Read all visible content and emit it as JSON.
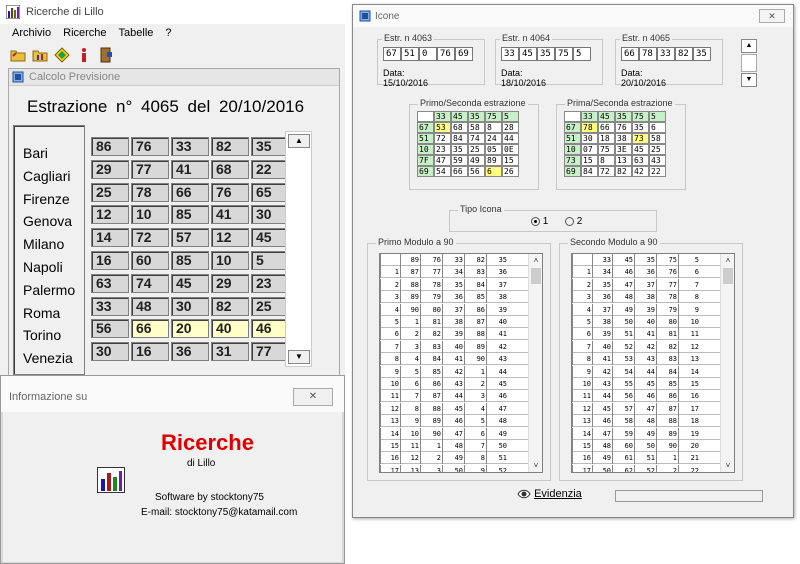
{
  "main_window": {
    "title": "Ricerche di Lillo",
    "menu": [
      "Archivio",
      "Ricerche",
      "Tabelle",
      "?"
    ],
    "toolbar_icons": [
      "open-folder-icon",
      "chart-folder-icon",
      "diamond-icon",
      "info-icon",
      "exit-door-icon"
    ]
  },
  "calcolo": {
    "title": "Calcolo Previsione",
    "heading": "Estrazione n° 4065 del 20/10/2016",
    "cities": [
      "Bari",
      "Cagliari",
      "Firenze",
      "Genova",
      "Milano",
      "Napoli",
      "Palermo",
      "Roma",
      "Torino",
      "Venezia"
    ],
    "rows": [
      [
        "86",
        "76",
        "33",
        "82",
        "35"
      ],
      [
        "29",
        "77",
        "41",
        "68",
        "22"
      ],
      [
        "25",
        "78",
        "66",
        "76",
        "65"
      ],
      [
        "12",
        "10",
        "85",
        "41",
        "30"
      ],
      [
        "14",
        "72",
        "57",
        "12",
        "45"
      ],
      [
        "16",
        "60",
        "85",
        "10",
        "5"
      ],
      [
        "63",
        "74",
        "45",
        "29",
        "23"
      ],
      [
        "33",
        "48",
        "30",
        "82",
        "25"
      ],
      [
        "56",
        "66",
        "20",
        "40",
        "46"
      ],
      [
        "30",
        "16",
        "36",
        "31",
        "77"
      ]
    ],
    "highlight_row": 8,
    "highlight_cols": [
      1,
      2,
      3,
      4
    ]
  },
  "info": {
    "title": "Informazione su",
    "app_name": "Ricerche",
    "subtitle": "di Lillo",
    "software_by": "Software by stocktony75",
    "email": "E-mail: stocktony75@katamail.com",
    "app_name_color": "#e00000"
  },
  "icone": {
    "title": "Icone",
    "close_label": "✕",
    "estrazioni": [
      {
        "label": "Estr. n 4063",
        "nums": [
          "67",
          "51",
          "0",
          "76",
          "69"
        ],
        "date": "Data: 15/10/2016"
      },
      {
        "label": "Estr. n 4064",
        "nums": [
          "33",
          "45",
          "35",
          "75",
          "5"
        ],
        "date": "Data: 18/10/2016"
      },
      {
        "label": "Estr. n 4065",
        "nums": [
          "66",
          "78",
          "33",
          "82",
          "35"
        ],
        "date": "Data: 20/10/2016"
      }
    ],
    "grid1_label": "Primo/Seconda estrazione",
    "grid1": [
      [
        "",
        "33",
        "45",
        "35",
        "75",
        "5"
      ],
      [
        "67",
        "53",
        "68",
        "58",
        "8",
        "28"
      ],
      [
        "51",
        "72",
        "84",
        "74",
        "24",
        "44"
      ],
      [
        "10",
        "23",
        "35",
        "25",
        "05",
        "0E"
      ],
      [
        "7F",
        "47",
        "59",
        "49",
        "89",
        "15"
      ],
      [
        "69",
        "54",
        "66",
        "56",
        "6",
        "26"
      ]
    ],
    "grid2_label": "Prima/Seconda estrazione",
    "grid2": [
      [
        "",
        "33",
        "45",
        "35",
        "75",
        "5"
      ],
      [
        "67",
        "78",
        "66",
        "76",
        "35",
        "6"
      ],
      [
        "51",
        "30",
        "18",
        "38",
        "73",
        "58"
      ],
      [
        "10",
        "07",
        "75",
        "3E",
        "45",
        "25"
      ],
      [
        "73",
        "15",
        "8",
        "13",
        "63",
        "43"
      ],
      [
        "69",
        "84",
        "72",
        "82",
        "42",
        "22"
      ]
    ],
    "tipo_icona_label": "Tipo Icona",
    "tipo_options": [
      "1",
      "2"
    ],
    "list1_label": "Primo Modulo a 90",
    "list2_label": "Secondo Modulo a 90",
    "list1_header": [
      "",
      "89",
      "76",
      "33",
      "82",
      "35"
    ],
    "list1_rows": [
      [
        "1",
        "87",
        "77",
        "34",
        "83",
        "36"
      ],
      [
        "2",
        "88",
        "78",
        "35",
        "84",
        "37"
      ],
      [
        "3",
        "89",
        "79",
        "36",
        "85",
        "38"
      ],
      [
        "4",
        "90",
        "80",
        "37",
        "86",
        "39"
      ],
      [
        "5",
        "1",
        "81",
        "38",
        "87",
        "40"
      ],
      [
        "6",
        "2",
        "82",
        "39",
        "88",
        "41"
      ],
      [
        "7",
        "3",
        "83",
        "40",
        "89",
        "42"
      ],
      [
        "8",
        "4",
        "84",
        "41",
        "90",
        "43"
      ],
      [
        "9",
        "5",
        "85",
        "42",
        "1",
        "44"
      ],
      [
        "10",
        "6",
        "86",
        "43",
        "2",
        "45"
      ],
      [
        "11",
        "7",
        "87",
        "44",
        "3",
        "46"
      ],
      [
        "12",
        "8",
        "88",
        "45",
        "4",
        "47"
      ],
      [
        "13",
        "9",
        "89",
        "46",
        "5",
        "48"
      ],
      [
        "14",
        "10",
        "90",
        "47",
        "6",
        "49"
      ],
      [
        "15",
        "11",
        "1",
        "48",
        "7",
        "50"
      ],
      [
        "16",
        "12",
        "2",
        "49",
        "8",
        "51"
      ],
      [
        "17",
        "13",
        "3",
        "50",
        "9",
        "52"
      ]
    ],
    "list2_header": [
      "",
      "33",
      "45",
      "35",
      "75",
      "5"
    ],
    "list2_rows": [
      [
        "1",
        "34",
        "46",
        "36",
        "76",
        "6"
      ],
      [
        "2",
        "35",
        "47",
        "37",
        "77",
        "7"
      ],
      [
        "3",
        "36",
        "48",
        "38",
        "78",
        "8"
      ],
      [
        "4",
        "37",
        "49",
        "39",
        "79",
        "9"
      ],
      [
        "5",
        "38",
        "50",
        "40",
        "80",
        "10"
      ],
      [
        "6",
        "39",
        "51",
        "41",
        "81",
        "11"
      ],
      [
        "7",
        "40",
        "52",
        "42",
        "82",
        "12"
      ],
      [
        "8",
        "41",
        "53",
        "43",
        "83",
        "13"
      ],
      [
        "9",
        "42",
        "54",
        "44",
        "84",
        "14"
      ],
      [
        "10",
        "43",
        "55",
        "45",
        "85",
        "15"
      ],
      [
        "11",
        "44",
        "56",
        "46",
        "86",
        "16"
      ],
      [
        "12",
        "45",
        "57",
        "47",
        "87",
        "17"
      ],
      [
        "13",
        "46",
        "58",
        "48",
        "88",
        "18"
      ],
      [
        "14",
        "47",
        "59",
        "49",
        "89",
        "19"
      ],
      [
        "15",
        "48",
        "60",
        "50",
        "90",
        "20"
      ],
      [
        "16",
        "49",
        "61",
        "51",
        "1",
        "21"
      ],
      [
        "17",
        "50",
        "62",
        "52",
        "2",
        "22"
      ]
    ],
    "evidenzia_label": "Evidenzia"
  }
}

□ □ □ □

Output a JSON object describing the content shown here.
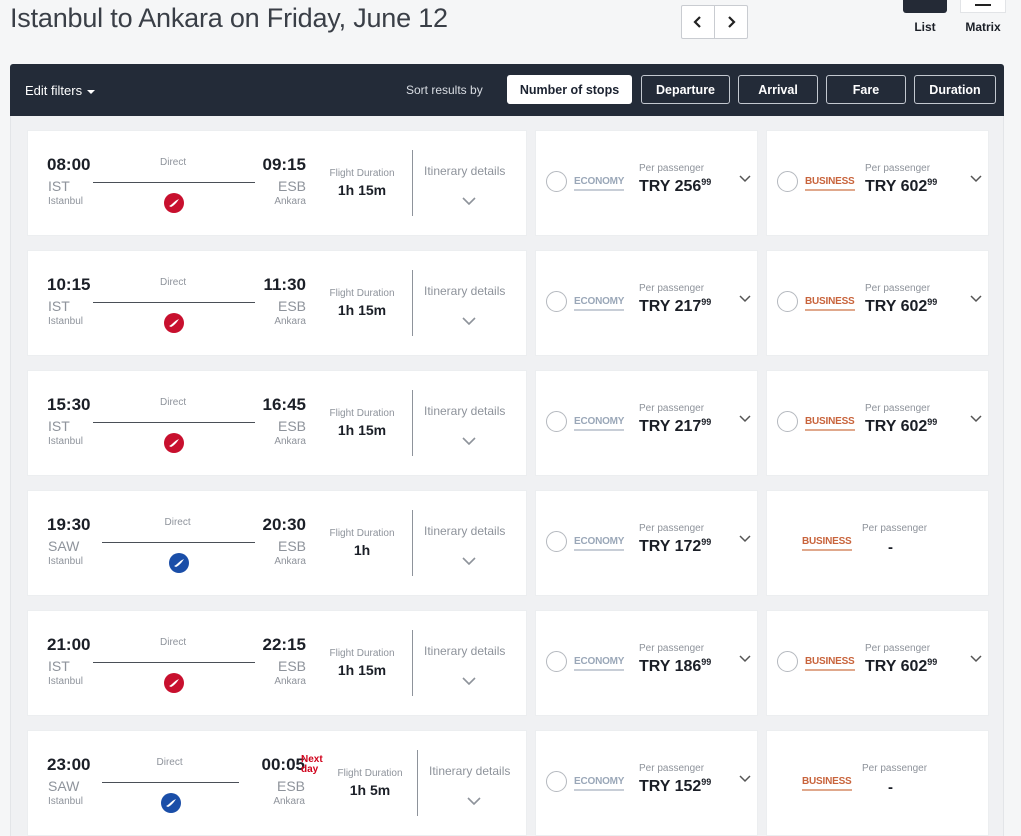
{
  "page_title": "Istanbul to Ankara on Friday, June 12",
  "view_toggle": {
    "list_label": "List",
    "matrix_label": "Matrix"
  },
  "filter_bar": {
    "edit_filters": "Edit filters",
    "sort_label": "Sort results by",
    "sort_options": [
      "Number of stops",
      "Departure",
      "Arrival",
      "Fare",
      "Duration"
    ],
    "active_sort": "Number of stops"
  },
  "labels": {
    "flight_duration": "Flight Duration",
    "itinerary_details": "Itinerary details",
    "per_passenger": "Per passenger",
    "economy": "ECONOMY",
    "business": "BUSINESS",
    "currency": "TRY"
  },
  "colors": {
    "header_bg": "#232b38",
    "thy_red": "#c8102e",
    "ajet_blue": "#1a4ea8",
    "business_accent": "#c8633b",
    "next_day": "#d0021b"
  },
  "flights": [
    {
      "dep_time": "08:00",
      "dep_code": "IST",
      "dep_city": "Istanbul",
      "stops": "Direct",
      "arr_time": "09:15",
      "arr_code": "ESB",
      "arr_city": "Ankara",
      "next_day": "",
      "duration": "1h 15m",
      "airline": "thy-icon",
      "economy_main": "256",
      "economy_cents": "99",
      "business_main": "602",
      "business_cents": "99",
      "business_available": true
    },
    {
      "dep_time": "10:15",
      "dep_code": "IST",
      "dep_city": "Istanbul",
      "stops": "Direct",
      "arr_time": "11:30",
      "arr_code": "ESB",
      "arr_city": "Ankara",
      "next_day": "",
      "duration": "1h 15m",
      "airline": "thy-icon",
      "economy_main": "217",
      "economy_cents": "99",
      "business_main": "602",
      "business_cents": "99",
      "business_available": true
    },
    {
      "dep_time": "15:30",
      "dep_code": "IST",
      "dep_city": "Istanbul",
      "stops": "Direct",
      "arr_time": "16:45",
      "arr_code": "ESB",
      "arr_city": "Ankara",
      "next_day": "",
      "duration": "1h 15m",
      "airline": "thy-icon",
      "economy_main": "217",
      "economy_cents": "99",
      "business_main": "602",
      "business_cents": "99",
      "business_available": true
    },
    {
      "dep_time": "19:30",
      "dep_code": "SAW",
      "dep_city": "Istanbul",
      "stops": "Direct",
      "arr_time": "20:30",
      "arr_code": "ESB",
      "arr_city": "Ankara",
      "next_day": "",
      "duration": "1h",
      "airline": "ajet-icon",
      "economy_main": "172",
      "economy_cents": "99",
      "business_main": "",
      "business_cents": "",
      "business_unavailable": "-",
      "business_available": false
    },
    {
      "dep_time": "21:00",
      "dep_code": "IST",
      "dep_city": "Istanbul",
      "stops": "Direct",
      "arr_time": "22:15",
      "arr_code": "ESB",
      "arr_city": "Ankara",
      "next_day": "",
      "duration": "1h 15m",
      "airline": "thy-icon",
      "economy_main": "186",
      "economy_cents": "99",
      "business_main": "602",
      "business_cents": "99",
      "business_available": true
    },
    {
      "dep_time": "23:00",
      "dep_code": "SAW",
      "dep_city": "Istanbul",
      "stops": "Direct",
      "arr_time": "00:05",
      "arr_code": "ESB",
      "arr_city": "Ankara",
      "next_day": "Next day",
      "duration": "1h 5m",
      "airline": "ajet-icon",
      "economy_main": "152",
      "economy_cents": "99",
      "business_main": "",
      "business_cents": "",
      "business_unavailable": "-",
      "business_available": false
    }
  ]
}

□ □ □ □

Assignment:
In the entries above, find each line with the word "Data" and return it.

Answer box:
        "date": "Data: 15/10/2016"
        "date": "Data: 18/10/2016"
        "date": "Data: 20/10/2016"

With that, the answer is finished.